Feriberto Aylas is an autodidact master of pottery whose work reflects his life experiences in Peru. With his pieces of art he wants to introduce the public to Peruvian nature, the customs of indigenous peasants and the reality of Andean life. When Feriberto was little, he began working with ceramics. He remembers how making his own toys of clay as boy, while letting his family’s animals graze in the countryside. Later he started making glass windows.
At the age of eight, Feriberto visited the house of Artemio Orellana, a master of pottery, who patiently taught him the secrets of the craft. For a while he studied at a technical center, which allowed him to meet Mamerto Sánchez, who taught pottery at that time. He lived in Quinua until the age of eighteen, along with his brothers. In 1985, he moved to Lima to escape the difficult circumstances in his native district. He found a home in the district of Chorrillos, where other masters of pottery promoted their work and supported each other. Together they form a small community.
In 1994, Feriberto won the Inti Raymi contest. In 1997, he won an award for masters of pottery. These important awards allowed him to show his work to the public and to dedicate himself full-time to pottery. He used the prize money he opened his own studio.

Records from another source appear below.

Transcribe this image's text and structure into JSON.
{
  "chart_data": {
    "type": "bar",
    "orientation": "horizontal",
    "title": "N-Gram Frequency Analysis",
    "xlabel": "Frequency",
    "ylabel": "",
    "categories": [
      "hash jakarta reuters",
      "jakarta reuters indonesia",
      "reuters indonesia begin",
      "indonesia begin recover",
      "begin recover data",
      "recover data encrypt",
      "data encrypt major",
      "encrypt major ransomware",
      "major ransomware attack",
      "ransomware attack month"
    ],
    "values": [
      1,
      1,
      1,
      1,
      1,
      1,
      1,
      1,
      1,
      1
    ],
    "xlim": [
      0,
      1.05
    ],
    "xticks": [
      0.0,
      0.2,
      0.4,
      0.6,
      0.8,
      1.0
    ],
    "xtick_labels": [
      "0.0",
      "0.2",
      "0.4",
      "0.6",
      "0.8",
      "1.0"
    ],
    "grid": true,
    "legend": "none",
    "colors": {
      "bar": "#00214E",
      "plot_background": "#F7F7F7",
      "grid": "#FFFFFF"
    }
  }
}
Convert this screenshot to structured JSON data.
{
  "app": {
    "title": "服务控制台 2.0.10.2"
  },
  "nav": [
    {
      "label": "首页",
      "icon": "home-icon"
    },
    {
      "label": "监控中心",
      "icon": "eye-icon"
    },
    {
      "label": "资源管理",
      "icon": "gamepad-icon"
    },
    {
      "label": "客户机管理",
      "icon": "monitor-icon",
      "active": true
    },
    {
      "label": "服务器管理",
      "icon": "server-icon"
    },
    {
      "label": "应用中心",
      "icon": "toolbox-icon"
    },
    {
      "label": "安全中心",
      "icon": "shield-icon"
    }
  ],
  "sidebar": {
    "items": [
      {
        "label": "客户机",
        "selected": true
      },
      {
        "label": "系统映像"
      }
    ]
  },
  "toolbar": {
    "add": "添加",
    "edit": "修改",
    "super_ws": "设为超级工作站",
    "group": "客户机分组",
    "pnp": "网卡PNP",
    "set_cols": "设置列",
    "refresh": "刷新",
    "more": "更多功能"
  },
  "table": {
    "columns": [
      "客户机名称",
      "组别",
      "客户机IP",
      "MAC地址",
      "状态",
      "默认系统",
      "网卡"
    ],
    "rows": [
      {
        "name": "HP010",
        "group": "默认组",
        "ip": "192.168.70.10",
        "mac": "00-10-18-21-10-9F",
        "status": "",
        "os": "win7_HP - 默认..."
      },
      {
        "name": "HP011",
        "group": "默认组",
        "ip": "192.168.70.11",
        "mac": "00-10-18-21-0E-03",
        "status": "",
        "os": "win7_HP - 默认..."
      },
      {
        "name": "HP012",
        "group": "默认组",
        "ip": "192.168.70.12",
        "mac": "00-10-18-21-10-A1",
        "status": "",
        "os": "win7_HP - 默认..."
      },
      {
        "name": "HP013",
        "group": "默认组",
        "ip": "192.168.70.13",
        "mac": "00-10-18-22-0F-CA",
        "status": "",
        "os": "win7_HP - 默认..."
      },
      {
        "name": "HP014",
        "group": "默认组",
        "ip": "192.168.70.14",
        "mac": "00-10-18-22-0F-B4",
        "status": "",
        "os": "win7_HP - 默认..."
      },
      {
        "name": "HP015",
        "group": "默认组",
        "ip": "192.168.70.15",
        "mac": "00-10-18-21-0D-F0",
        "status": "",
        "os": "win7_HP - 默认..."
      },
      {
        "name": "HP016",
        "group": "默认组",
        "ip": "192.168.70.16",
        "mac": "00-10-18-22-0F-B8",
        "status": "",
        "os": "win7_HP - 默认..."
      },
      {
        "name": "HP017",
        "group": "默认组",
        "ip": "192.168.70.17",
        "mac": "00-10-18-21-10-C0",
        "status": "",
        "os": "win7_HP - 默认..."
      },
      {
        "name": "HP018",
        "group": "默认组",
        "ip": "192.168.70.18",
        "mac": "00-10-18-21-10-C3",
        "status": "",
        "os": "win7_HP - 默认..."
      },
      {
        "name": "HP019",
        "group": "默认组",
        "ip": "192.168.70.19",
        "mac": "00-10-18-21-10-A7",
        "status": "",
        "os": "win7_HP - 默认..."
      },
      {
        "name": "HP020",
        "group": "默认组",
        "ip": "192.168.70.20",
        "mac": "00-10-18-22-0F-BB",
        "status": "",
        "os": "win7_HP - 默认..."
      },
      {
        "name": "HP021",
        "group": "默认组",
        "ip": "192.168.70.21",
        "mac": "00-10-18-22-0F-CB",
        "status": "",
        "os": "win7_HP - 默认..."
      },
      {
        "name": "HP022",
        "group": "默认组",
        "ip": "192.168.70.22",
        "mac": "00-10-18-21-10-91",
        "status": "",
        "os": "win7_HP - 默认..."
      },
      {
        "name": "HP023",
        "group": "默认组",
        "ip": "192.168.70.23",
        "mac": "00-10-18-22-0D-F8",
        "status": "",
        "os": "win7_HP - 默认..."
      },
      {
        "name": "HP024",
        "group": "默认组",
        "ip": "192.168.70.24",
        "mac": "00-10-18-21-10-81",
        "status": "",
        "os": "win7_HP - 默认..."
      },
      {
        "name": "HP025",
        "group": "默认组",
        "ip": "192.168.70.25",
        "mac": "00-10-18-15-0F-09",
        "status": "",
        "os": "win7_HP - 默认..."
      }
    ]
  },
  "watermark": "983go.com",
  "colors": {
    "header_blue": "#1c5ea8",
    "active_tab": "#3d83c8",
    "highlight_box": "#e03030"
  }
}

One street in Lima houses the Orellana, Huasacca and Aylas families, all notable masters of pottery. In Feriberto’s studio he is assisted by ten people, who help him with baking and painting his pieces of art. For the finishing touch they use a specific natural clay. Feriberto likes to make angels. In contrast with most modern artists, he still works with wood stoves. Once in a while he uses electric ovens, but he prefers the heat of wood stoves, because it adds a special color to his pieces of art.